_EXERCISE_
Send back every record word for word, with nothing missing.

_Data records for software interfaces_
***

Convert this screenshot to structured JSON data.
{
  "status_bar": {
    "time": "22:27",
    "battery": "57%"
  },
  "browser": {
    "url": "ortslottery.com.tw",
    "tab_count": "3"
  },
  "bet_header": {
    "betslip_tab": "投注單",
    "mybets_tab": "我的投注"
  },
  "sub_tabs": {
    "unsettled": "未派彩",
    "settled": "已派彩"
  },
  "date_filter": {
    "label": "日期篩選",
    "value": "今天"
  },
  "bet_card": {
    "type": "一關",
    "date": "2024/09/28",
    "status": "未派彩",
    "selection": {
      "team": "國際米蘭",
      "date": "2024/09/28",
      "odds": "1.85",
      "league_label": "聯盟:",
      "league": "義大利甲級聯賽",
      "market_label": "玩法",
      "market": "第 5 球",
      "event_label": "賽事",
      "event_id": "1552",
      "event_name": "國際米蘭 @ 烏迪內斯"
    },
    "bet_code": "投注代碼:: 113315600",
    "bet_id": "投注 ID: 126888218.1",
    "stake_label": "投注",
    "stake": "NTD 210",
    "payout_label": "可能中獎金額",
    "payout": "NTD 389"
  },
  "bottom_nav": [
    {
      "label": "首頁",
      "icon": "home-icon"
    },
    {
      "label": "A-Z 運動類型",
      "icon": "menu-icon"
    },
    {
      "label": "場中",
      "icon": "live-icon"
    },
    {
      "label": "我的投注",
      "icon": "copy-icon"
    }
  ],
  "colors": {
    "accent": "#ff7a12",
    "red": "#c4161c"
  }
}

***

_RESULT FOR THIS EXERCISE_
Convert this screenshot to structured JSON data.
{
  "status_bar": {
    "time": "22:27",
    "battery": "57%"
  },
  "browser": {
    "url": "ortslottery.com.tw",
    "tab_count": "3"
  },
  "bet_header": {
    "betslip_tab": "投注單",
    "mybets_tab": "我的投注"
  },
  "sub_tabs": {
    "unsettled": "未派彩",
    "settled": "已派彩"
  },
  "date_filter": {
    "label": "日期篩選",
    "value": "今天"
  },
  "bet_card": {
    "type": "一關",
    "date": "2024/09/28",
    "status": "未派彩",
    "selection": {
      "team": "國際米蘭",
      "date": "2024/09/28",
      "odds": "1.85",
      "league_label": "聯盟:",
      "league": "義大利甲級聯賽",
      "market_label": "玩法",
      "market": "第 5 球",
      "event_label": "賽事",
      "event_id": "1552",
      "event_name": "國際米蘭 @ 烏迪內斯"
    },
    "bet_code": "投注代碼:: 113315600",
    "bet_id": "投注 ID: 126888218.1",
    "stake_label": "投注",
    "stake": "NTD 210",
    "payout_label": "可能中獎金額",
    "payout": "NTD 389"
  },
  "bottom_nav": [
    {
      "label": "首頁",
      "icon": "home-icon"
    },
    {
      "label": "A-Z 運動類型",
      "icon": "menu-icon"
    },
    {
      "label": "場中",
      "icon": "live-icon"
    },
    {
      "label": "我的投注",
      "icon": "copy-icon"
    }
  ],
  "colors": {
    "accent": "#ff7a12",
    "red": "#c4161c"
  }
}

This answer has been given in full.